Corporate Service Providers Promote Mobile Censorship

SAN JOSE/SUNNYVALE, Calif.,—Watch out, world; the mobile censors are massing at the gates. Instead of promoting solutions that offer individualized methods to filter unwanted content received on their mobile devices, these corporate service providers are trying to jump-start censorship at the network level, similar to mandatory ISP-level filtering being proposed in some countries.

One example of this entirely predictable and yet jaw-dropping strategy can be found in a press release issued Tuesday by Mobixell Networks and Commtouch.

Mobixell is a U.S.-based company that “provides intelligent mobile Internet solutions to mobile operators that optimize data networks and maximize data profitability. Mobixell's flagship product, Seamless Access, enables mobile operators to intelligently manage, optimize, and monetize the surging mobile data and video traffic while giving subscribers an exceptional user experience.”
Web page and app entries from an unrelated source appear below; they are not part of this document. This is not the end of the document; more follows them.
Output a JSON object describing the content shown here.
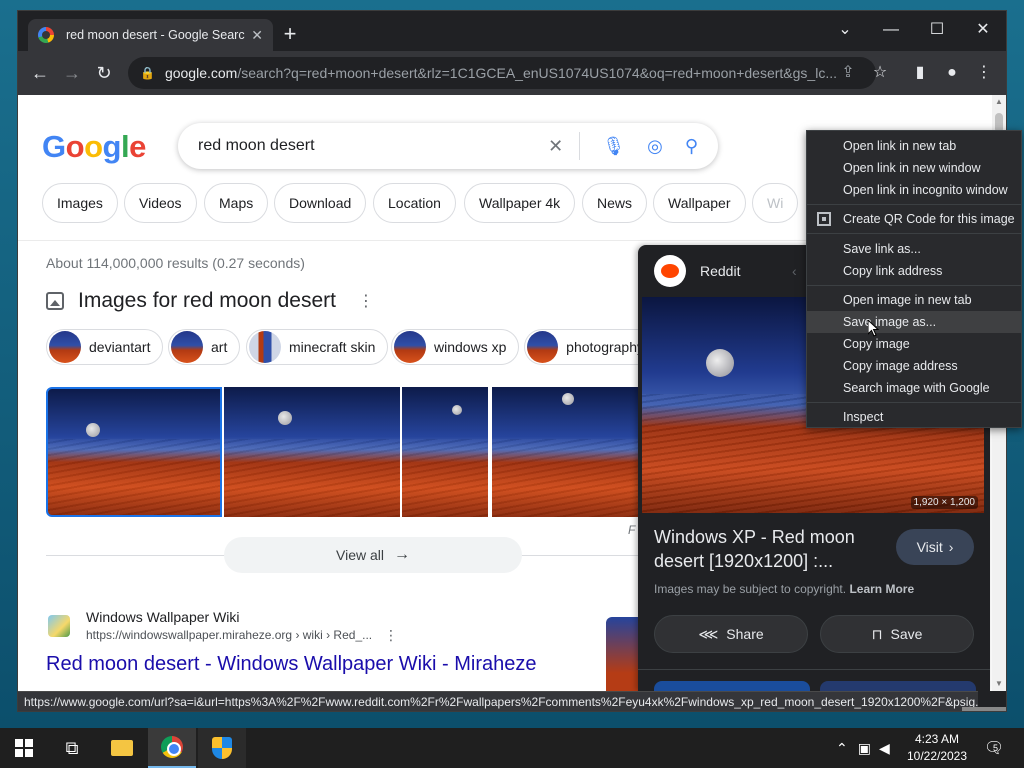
{
  "browser": {
    "tab_title": "red moon desert - Google Searc",
    "url_host": "google.com",
    "url_rest": "/search?q=red+moon+desert&rlz=1C1GCEA_enUS1074US1074&oq=red+moon+desert&gs_lc...",
    "status_url": "https://www.google.com/url?sa=i&url=https%3A%2F%2Fwww.reddit.com%2Fr%2Fwallpapers%2Fcomments%2Feyu4xk%2Fwindows_xp_red_moon_desert_1920x1200%2F&psig..."
  },
  "google": {
    "logo": "Google",
    "query": "red moon desert",
    "chips": [
      "Images",
      "Videos",
      "Maps",
      "Download",
      "Location",
      "Wallpaper 4k",
      "News",
      "Wallpaper",
      "Wi"
    ],
    "result_stats": "About 114,000,000 results (0.27 seconds)",
    "images_header": "Images for red moon desert",
    "pills": [
      "deviantart",
      "art",
      "minecraft skin",
      "windows xp",
      "photography"
    ],
    "view_all": "View all",
    "f_caption": "F",
    "result": {
      "site": "Windows Wallpaper Wiki",
      "url": "https://windowswallpaper.miraheze.org › wiki › Red_...",
      "title": "Red moon desert - Windows Wallpaper Wiki - Miraheze"
    }
  },
  "panel": {
    "source": "Reddit",
    "dimensions": "1,920 × 1,200",
    "title": "Windows XP - Red moon desert [1920x1200] :...",
    "visit": "Visit",
    "copyright": "Images may be subject to copyright.",
    "learn_more": "Learn More",
    "share": "Share",
    "save": "Save"
  },
  "context_menu": {
    "items": [
      "Open link in new tab",
      "Open link in new window",
      "Open link in incognito window",
      "Create QR Code for this image",
      "Save link as...",
      "Copy link address",
      "Open image in new tab",
      "Save image as...",
      "Copy image",
      "Copy image address",
      "Search image with Google",
      "Inspect"
    ],
    "highlighted": "Save image as..."
  },
  "taskbar": {
    "time": "4:23 AM",
    "date": "10/22/2023",
    "notification_count": "5"
  },
  "icons": {
    "back": "back-arrow-icon",
    "forward": "forward-arrow-icon",
    "reload": "reload-icon",
    "share": "share-icon",
    "bookmark": "star-icon",
    "profile": "profile-icon",
    "menu": "kebab-menu-icon"
  }
}
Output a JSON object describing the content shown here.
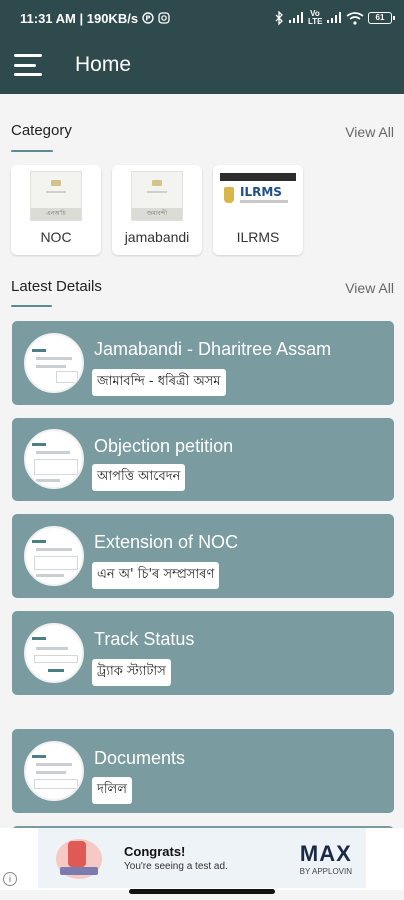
{
  "status_bar": {
    "time_speed": "11:31 AM | 190KB/s",
    "network_labels": "Vo LTE",
    "battery": "61"
  },
  "app_bar": {
    "title": "Home"
  },
  "category": {
    "title": "Category",
    "view_all": "View All",
    "items": [
      {
        "label": "NOC",
        "thumb_caption": "এনঅ'চি"
      },
      {
        "label": "jamabandi",
        "thumb_caption": "জমাবন্দী"
      },
      {
        "label": "ILRMS",
        "thumb_caption": "ILRMS"
      }
    ]
  },
  "latest": {
    "title": "Latest Details",
    "view_all": "View All",
    "items": [
      {
        "title": "Jamabandi - Dharitree Assam",
        "subtitle": "জামাবন্দি - ধৰিত্ৰী অসম"
      },
      {
        "title": "Objection petition",
        "subtitle": "আপত্তি আবেদন"
      },
      {
        "title": "Extension of NOC",
        "subtitle": "এন অ' চি'ৰ সম্প্ৰসাৰণ"
      },
      {
        "title": "Track Status",
        "subtitle": "ট্ৰ্যাক স্ট্যাটাস"
      },
      {
        "title": "Documents",
        "subtitle": "দলিল"
      }
    ]
  },
  "ad": {
    "headline": "Congrats!",
    "subline": "You're seeing a test ad.",
    "brand": "MAX",
    "brand_by": "BY APPLOVIN",
    "info": "i"
  }
}
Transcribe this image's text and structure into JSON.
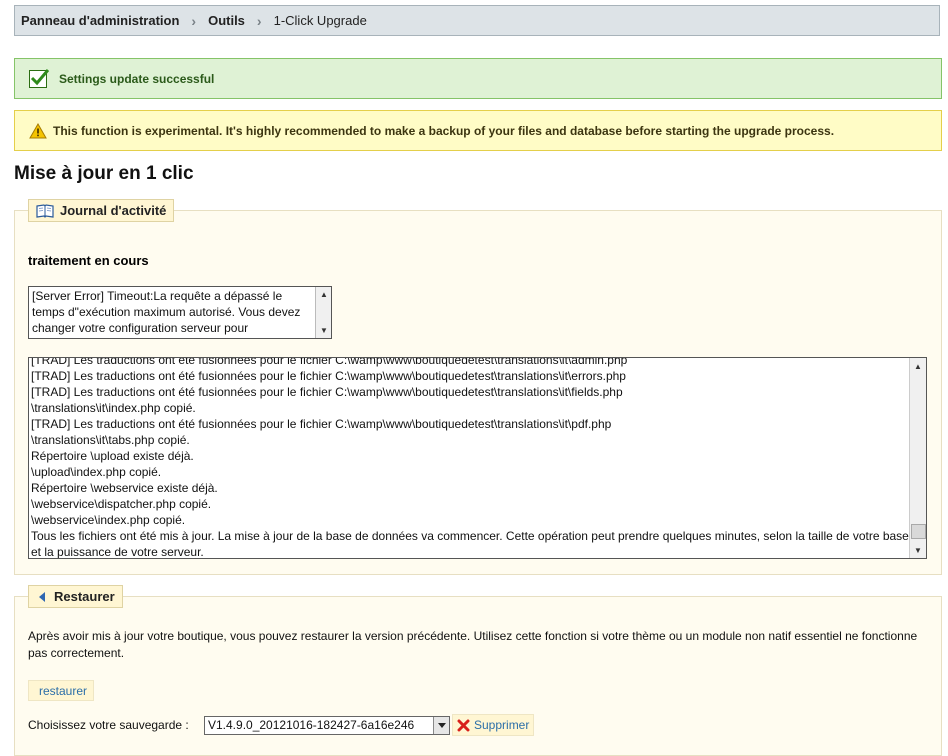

Commtouch, which is traded on NASDAQ, “safeguards the world's leading security companies and service providers with cloud-based Internet security services. A cloud-security pioneer, Commtouch's real-time threat intelligence from its GlobalView Network powers Web security, messaging security and antivirus solutions, protecting thousands of organizations and hundreds of millions of users worldwide.”

These companies are using the time-discredited if popular ploy of “protecting children” to begin “a new effort to support mobile operators worldwide to comply with proposed Web content regulation.”

No such legislation has been passed into law yet, but that has not stopped Mobixell and Commtouch from putting subtle pressure on operators to comply with them. Though why not put the cart before the horse if the intent is also to encourage certain governments to not only get current bills passed, but also introduce new ones that target mobile networks?

“National governments, including those in the United Kingdom, Ireland, and Australia, are promoting legislation to protect children from pornography and other unsuitable Web content,” the release reads. “The ability for mobile device users, many of whom are minors, to freely access the Web, has made this an especially critical issue for telecom operators. If implemented, legislation would require operators to actively block undesirable content and make certain types of content available only if users opt-in to receive it.”

The double-speak in that paragraph is impressive, to say the least, even if the underlying intent is to reduce the level of speech on mobile networks to that found on a playground. Luckily for Americans, we have a First Amendment that thus far has protected us from this sort of wholesale restriction on protected speech, but they don’t have such protections in the countries mentioned above, or in many others.

Sadly, because we are all connected on the internet, ISP and network-level filtering could have dire consequences far beyond the borders of the countries that unwisely pass such laws. But that is of scant concern to these aspiring gate-keepers of censorship, these wannabe border guards of speech, who naturally also have a substantial financial interest in the legislation they are so cynically promoting.

“Mobixell Seamless Access Mobile Internet Gateway, featuring Commtouch GlobalView URL Filtering offers advanced content filtering capabilities which enable telecom operators to improve security for mobile device users and ensure compliance with child protection Web content legislation,” reads the PR.

How thoughtful.